Go through the material below and tally every line with the string "disclose". Reply with the number only.
··· Information
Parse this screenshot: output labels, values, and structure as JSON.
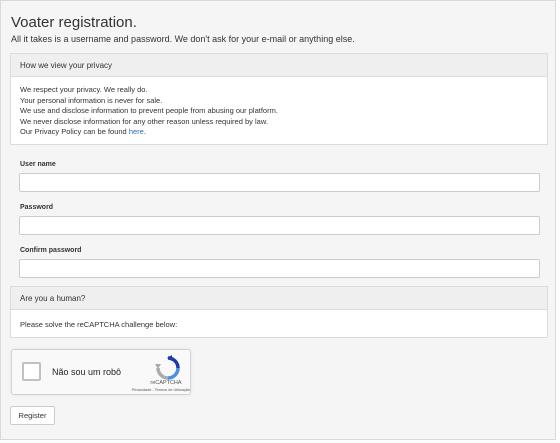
{
  "page": {
    "title": "Voater registration.",
    "subtitle": "All it takes is a username and password. We don't ask for your e-mail or anything else."
  },
  "privacy": {
    "heading": "How we view your privacy",
    "lines": [
      "We respect your privacy. We really do.",
      "Your personal information is never for sale.",
      "We use and disclose information to prevent people from abusing our platform.",
      "We never disclose information for any other reason unless required by law."
    ],
    "policy_prefix": "Our Privacy Policy can be found ",
    "policy_link": "here",
    "policy_suffix": "."
  },
  "form": {
    "username_label": "User name",
    "username_value": "",
    "password_label": "Password",
    "password_value": "",
    "confirm_label": "Confirm password",
    "confirm_value": ""
  },
  "human": {
    "heading": "Are you a human?",
    "instruction": "Please solve the reCAPTCHA challenge below:"
  },
  "recaptcha": {
    "label": "Não sou um robô",
    "brand": "reCAPTCHA",
    "links": "Privacidade - Termos de Utilização",
    "logo_icon": "recaptcha-logo-icon"
  },
  "actions": {
    "register_label": "Register"
  },
  "colors": {
    "link": "#2a6ebb",
    "panel_header": "#efefef",
    "page_background": "#f5f5f5"
  }
}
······
→ Answer box: 2